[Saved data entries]
- - -

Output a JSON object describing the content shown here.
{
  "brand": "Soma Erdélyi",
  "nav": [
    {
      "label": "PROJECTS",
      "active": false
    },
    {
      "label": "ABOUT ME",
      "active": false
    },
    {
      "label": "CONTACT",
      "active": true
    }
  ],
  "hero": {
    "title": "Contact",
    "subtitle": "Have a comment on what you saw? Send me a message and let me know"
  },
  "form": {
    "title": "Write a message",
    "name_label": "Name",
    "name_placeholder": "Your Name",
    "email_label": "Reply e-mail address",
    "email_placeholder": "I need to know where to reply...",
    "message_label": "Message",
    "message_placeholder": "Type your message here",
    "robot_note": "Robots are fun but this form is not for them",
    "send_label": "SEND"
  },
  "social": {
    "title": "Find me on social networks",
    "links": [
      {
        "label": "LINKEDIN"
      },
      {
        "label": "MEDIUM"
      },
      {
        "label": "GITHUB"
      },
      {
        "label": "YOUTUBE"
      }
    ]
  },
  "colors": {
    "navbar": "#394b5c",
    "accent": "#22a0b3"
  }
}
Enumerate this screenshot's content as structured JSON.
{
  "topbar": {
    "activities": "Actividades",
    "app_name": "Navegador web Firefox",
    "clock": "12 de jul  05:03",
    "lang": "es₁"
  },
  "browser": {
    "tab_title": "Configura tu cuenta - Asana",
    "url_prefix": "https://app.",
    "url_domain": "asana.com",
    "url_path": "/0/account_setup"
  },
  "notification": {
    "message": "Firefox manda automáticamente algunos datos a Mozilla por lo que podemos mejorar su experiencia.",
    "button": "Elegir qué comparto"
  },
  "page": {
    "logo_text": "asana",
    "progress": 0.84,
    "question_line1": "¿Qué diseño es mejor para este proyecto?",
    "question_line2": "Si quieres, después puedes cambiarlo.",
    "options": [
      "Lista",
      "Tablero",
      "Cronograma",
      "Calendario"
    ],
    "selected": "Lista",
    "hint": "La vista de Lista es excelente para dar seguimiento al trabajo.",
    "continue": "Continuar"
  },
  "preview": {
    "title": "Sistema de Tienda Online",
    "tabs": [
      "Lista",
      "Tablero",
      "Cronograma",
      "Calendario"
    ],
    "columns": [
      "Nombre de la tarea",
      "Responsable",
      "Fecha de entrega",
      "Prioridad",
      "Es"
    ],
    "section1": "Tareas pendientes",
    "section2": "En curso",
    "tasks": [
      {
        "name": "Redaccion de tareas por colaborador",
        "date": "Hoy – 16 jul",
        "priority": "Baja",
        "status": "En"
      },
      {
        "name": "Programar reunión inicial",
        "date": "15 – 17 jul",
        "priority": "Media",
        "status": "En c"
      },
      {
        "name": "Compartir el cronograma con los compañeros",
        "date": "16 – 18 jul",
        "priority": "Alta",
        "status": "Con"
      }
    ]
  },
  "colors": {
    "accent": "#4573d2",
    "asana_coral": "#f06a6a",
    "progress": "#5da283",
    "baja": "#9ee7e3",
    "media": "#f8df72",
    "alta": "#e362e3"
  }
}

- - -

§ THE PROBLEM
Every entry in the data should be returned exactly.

§ SOLUTION
Output a JSON object describing the content shown here.
{
  "brand": "Soma Erdélyi",
  "nav": [
    {
      "label": "PROJECTS",
      "active": false
    },
    {
      "label": "ABOUT ME",
      "active": false
    },
    {
      "label": "CONTACT",
      "active": true
    }
  ],
  "hero": {
    "title": "Contact",
    "subtitle": "Have a comment on what you saw? Send me a message and let me know"
  },
  "form": {
    "title": "Write a message",
    "name_label": "Name",
    "name_placeholder": "Your Name",
    "email_label": "Reply e-mail address",
    "email_placeholder": "I need to know where to reply...",
    "message_label": "Message",
    "message_placeholder": "Type your message here",
    "robot_note": "Robots are fun but this form is not for them",
    "send_label": "SEND"
  },
  "social": {
    "title": "Find me on social networks",
    "links": [
      {
        "label": "LINKEDIN"
      },
      {
        "label": "MEDIUM"
      },
      {
        "label": "GITHUB"
      },
      {
        "label": "YOUTUBE"
      }
    ]
  },
  "colors": {
    "navbar": "#394b5c",
    "accent": "#22a0b3"
  }
}
Enumerate this screenshot's content as structured JSON.
{
  "topbar": {
    "activities": "Actividades",
    "app_name": "Navegador web Firefox",
    "clock": "12 de jul  05:03",
    "lang": "es₁"
  },
  "browser": {
    "tab_title": "Configura tu cuenta - Asana",
    "url_prefix": "https://app.",
    "url_domain": "asana.com",
    "url_path": "/0/account_setup"
  },
  "notification": {
    "message": "Firefox manda automáticamente algunos datos a Mozilla por lo que podemos mejorar su experiencia.",
    "button": "Elegir qué comparto"
  },
  "page": {
    "logo_text": "asana",
    "progress": 0.84,
    "question_line1": "¿Qué diseño es mejor para este proyecto?",
    "question_line2": "Si quieres, después puedes cambiarlo.",
    "options": [
      "Lista",
      "Tablero",
      "Cronograma",
      "Calendario"
    ],
    "selected": "Lista",
    "hint": "La vista de Lista es excelente para dar seguimiento al trabajo.",
    "continue": "Continuar"
  },
  "preview": {
    "title": "Sistema de Tienda Online",
    "tabs": [
      "Lista",
      "Tablero",
      "Cronograma",
      "Calendario"
    ],
    "columns": [
      "Nombre de la tarea",
      "Responsable",
      "Fecha de entrega",
      "Prioridad",
      "Es"
    ],
    "section1": "Tareas pendientes",
    "section2": "En curso",
    "tasks": [
      {
        "name": "Redaccion de tareas por colaborador",
        "date": "Hoy – 16 jul",
        "priority": "Baja",
        "status": "En"
      },
      {
        "name": "Programar reunión inicial",
        "date": "15 – 17 jul",
        "priority": "Media",
        "status": "En c"
      },
      {
        "name": "Compartir el cronograma con los compañeros",
        "date": "16 – 18 jul",
        "priority": "Alta",
        "status": "Con"
      }
    ]
  },
  "colors": {
    "accent": "#4573d2",
    "asana_coral": "#f06a6a",
    "progress": "#5da283",
    "baja": "#9ee7e3",
    "media": "#f8df72",
    "alta": "#e362e3"
  }
}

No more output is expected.